Having used its authority to issue the proposed Guide for Payday Loan Providers and the proposed Policy Statement for Safe Low-Cost Loans, the CFPB, as discussed in Part IV, can use its Office of Financial Education to fulfill its educational mandate to provide consumers with timely and understandable information to make responsible decisions about financial transactions. Because the possibility exists that the CFPB's funding will be substantially reduced, the CFPB has to become adept at effectively using its funding for education outreach. Rather than the CFPB relying primarily on a web page with a wealth of information the CFPB hopes consumers will visit and learn from, the author proposes that the Office of Financial Education launch a public service education campaign using a strategy that harnesses the power of social media, consumer-generated advertising, and wireless technology. Part V.C sets forth the author's proposed six-step strategy that includes the CFPB (1) increasing the number of fans on its social networking sites; (2) conducting a contest for the creation of consumer-generated advertising promoting safe, affordable loans; (3) utilizing crowdsourcing to select the best advertisements; (4) securing the agreement of banks and credit unions in every state to supply safe, affordable loans; (5) starting a public service campaign to increase consumer awareness; and (6) developing an electronic application that consumers can download to make it easy for consumers to find these loans. This would nudge consumers in the right direction and enable them to select appropriate loans, thus freeing them from their bounded rationality.
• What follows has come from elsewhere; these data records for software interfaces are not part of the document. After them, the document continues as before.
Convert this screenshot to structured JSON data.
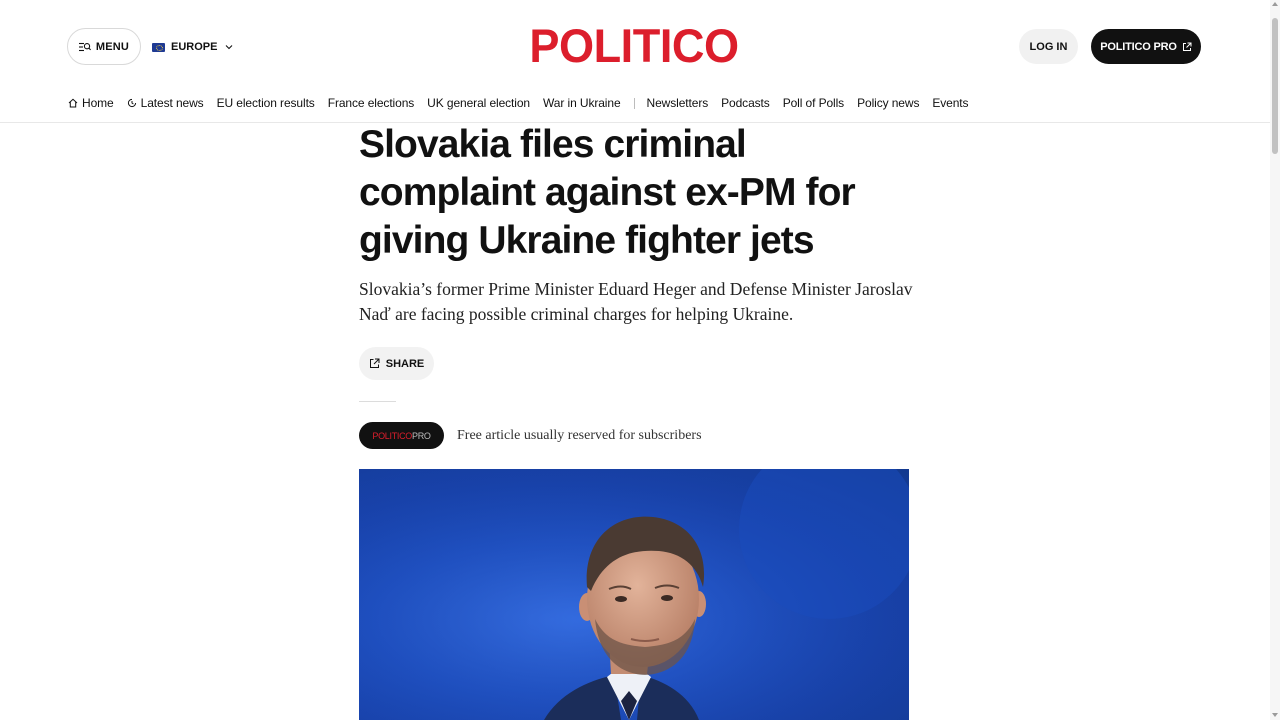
{
  "header": {
    "menu_label": "MENU",
    "edition_label": "EUROPE",
    "logo_text": "POLITICO",
    "login_label": "LOG IN",
    "pro_label": "POLITICO PRO"
  },
  "nav": {
    "items": [
      {
        "label": "Home"
      },
      {
        "label": "Latest news"
      },
      {
        "label": "EU election results"
      },
      {
        "label": "France elections"
      },
      {
        "label": "UK general election"
      },
      {
        "label": "War in Ukraine"
      },
      {
        "label": "Newsletters"
      },
      {
        "label": "Podcasts"
      },
      {
        "label": "Poll of Polls"
      },
      {
        "label": "Policy news"
      },
      {
        "label": "Events"
      }
    ]
  },
  "article": {
    "headline": "Slovakia files criminal complaint against ex-PM for giving Ukraine fighter jets",
    "dek": "Slovakia’s former Prime Minister Eduard Heger and Defense Minister Jaroslav Naď are facing possible criminal charges for helping Ukraine.",
    "share_label": "SHARE",
    "badge_part1": "POLITICO",
    "badge_part2": "PRO",
    "free_note": "Free article usually reserved for subscribers"
  },
  "colors": {
    "brand_red": "#dc1e2c",
    "dark": "#111111",
    "photo_blue": "#1d4fc4"
  },
  "icons": {
    "menu": "search-menu-icon",
    "edition": "eu-flag-icon",
    "edition_chevron": "chevron-down-icon",
    "pro_external": "external-link-icon",
    "home": "home-icon",
    "latest": "clock-icon",
    "share": "share-icon"
  }
}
By taking the above actions, the CFPB will foster the expansion of affordable small-dollar loan programs and cause them to emerge as a viable alternative to the typical payday loan. As a result, the CFPB will afford ordinary Americans protections from payday lending similar to those extended to military families.

[a1] . Creola Johnson (This email address is being protected from spambots. You need JavaScript enabled to view it.), Professor of Law, The Ohio State University, Michael E. Moritz College of Law.